The commitment involved in starting a new business is phenomenal. Winning new contracts, wooing clients, honing your product and getting your name out there. Building a reputation demands time, attention to detail and preparation.

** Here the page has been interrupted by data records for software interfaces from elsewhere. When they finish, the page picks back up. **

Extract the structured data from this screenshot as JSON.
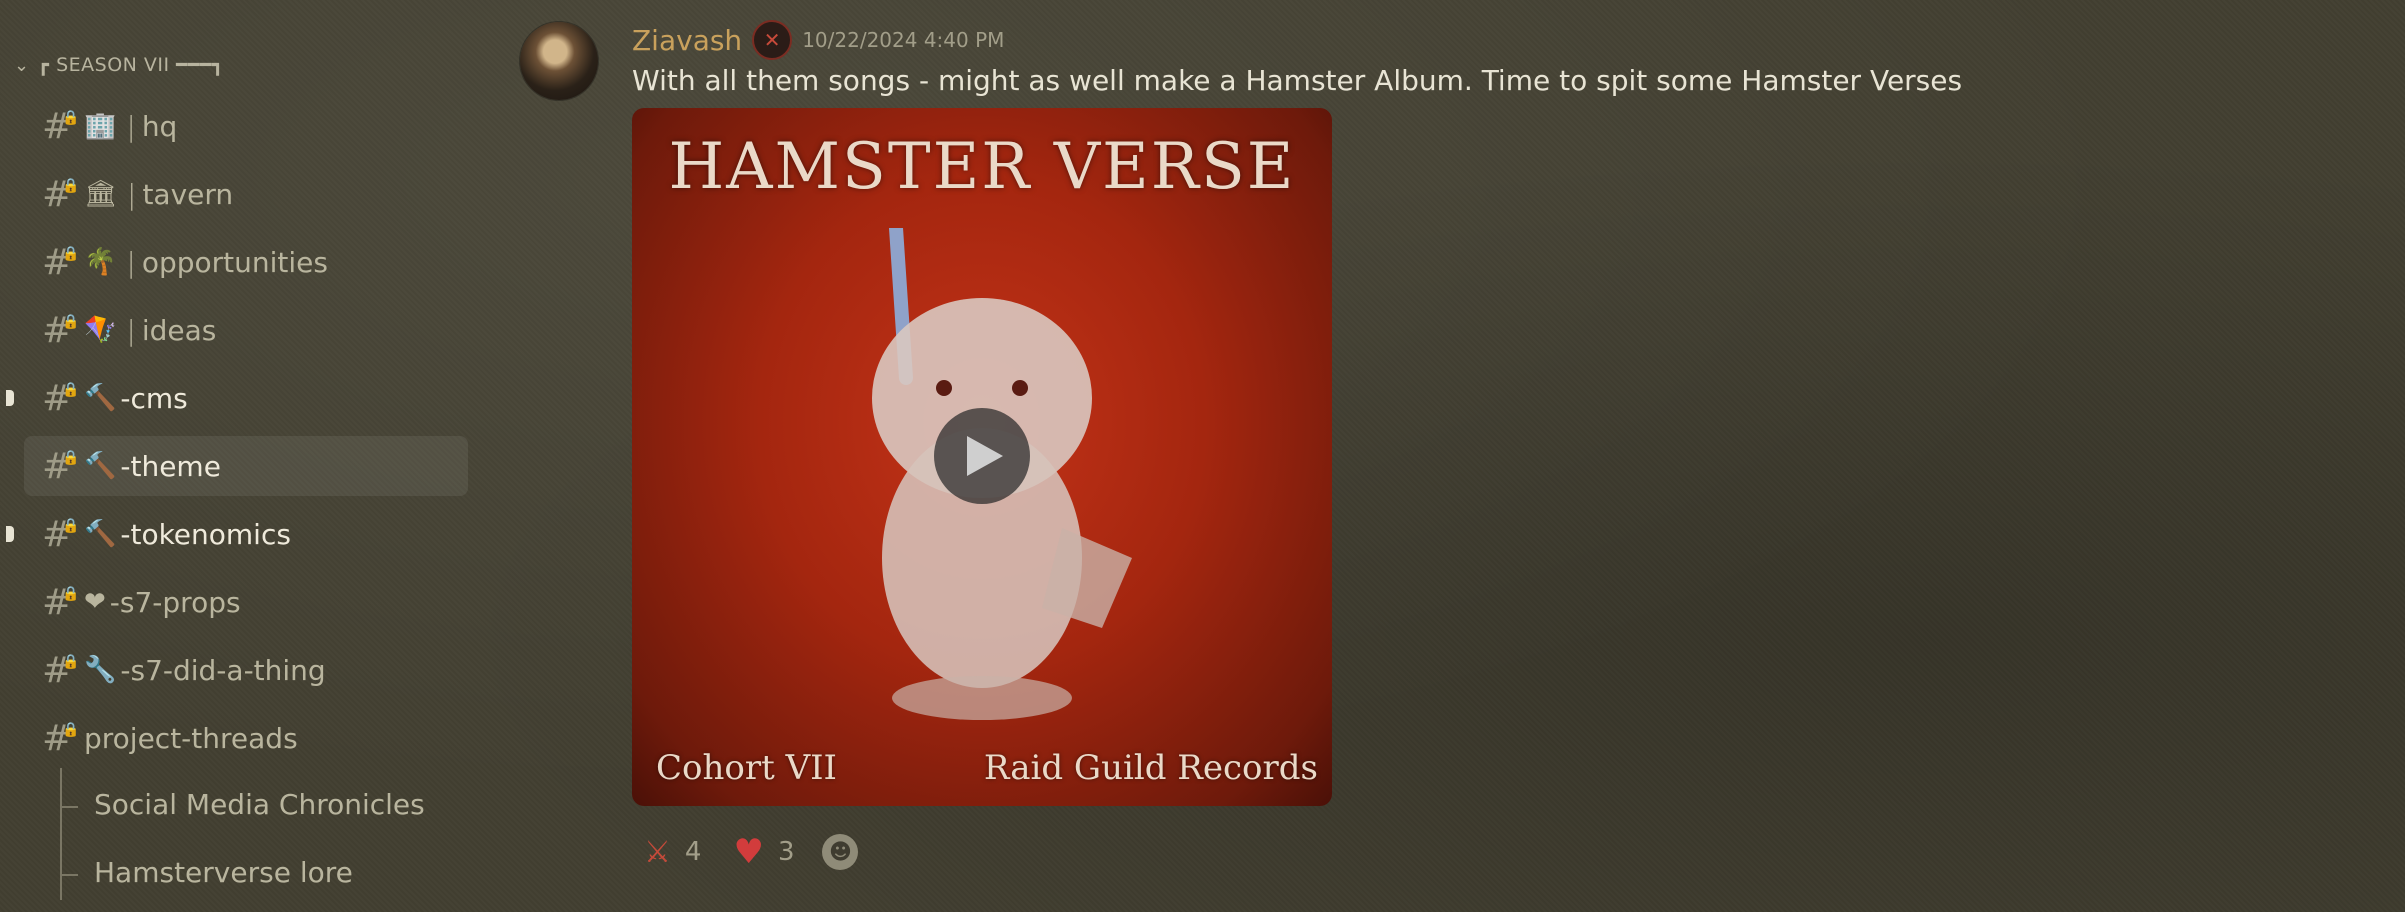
{
  "sidebar": {
    "category": {
      "label": "┏ SEASON VII ━━━┓"
    },
    "channels": [
      {
        "emoji": "🏢",
        "sep": "|",
        "name": "hq",
        "state": "muted"
      },
      {
        "emoji": "🏛",
        "sep": "|",
        "name": "tavern",
        "state": "muted"
      },
      {
        "emoji": "🌴",
        "sep": "|",
        "name": "opportunities",
        "state": "muted"
      },
      {
        "emoji": "🪁",
        "sep": "|",
        "name": "ideas",
        "state": "muted"
      },
      {
        "emoji": "🔨",
        "sep": "",
        "name": "-cms",
        "state": "unread"
      },
      {
        "emoji": "🔨",
        "sep": "",
        "name": "-theme",
        "state": "active"
      },
      {
        "emoji": "🔨",
        "sep": "",
        "name": "-tokenomics",
        "state": "unread"
      },
      {
        "emoji": "❤",
        "sep": "",
        "name": "-s7-props",
        "state": "muted"
      },
      {
        "emoji": "🔧",
        "sep": "",
        "name": "-s7-did-a-thing",
        "state": "muted"
      },
      {
        "emoji": "",
        "sep": "",
        "name": "project-threads",
        "state": "muted"
      }
    ],
    "threads": [
      {
        "name": "Social Media Chronicles"
      },
      {
        "name": "Hamsterverse lore"
      }
    ]
  },
  "message": {
    "username": "Ziavash",
    "timestamp": "10/22/2024 4:40 PM",
    "text": "With all them songs - might as well make a Hamster Album. Time to spit some Hamster Verses",
    "attachment": {
      "title": "HAMSTER VERSE",
      "footer_left": "Cohort VII",
      "footer_right": "Raid Guild Records"
    },
    "reactions": [
      {
        "icon": "crossed-swords-icon",
        "count": "4"
      },
      {
        "icon": "heart-icon",
        "count": "3"
      }
    ]
  }
}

The 100% organic skincare line launched by one beauty innovator had been long in the planning. Products that were clean, kind and ethically sourced – all grounded in an “on-trend” concept, aimed at legions of health and wellbeing devotees. And as the range gained traction, tweets, likes and shares, everything seemed to be on track. But just as the business plan was exceeding year one expectations, a supplier down the chain was exposed for using non-organic base ingredients. The same ingredients now found in the 100% organic skincare line. One negative review became two. Malicious tweets followed and libellous Facebook posts began to unpick hard earned customer loyalty and reputation. Continue reading “Why Small is Beautiful in a Social Media Crisis”